Tag Archives: Barbara Sloan
Native Gardens is, indeed, a comedy infused with character-based humor that satisfies as a warm summer evening of laughs. But Karen Zacarías’ social satire at GableStage gently weaves in themes about a new generation gap, unintentional racism, pride, ambition, immigration, borders, ageism, classism, competition, obsession and a half-dozen other topics.
Shattering. Penetrating. Upsetting. Only a few of the adjectives elicited by Claudia Rankine’s drama The White Card at GableStage, a searing if polemic evening cross-examining progressive white citizens who believe they are opposing racial inequity and racist violence. How you interpret what you hear and see here will vary wildly depending on how you view yourself and what you believe.
The Lost Virginity Tour, produced by Pigs Do Fly Productions, tells of four senior women who take a roadtrip across the country to revisit the sites where they…. well, read the title.
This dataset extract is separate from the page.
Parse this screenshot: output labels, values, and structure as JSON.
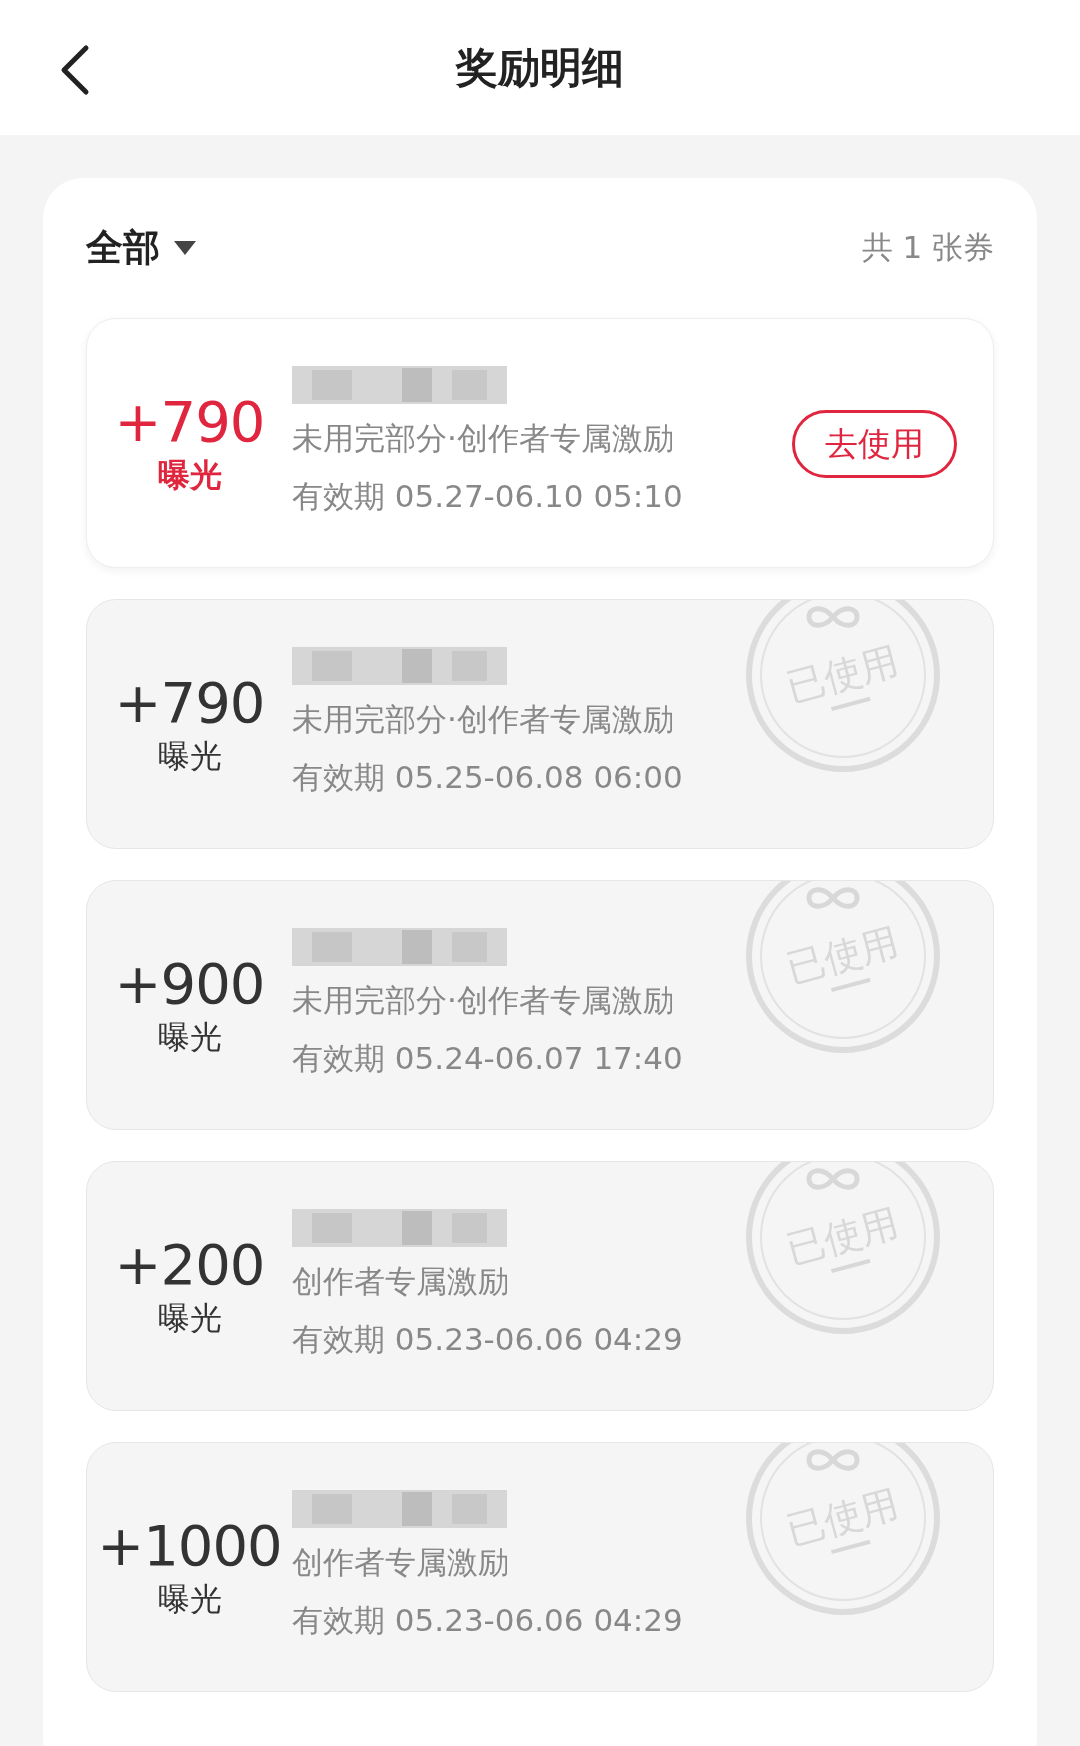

Theatre Lab’s family-friendly production of When She Had Wings posits a young girl, convinced she could fly before she could walk, trying to regain her power of flight.
Pigs Do Fly’s production of 2 Across is the story of two radically different but similarly lonely neurotic urbanites who meet on a pre-dawn San Francisco commuter train. They start as strangers on a train, but you can see the improbable inevitable bonding coming numerous stations ahead, no matter how seemingly incompatible they are in temperament.
GableStage’s Admissions is one of the more uncomfortable evenings of theater that avowed liberals and proud progressives will sit through any time soon. It holds up an unsparing mirror that asks whether such advocates will stay true to their ideals when the consequences directly affect them and their families.
In a move that will spread the brand of Miami-based City Theatre around the world, the company begins this month producing collections of its short plays on Azamara Club Cruises luxury ships. The effort to maximize the extended use of its huge catalog of 10-minute plays represents what City Theatre sees a new producing prototype not just for itself but the theater industry.
Not every theatrical event has to be an outsized venting of passion filled with intellectual pyrotechnics. Sometimes a work can be satisfying to the brain and the heart as a gentle celebration of imagination and human behavior as with Pigs Do Fly’s world premiere of Michael Leeds’ Impressions.
Pigs Do Fly Productions — which has done mostly short plays by, for and about people 0ver 50 — has jumped even deeper into the play-ing field by presenting the world premiere of Michael Leeds’ Impressions, which opens this weekend.
GableStage’s Stalking the Bogeyman, a true life tale of sexual abuse and revenge, stands out for its intelligence, bravery, sobriety and sheer darkness Buoyed by the raw sting of truth that great nonfiction provides, Bogeyman is more than a play. It’s a public service.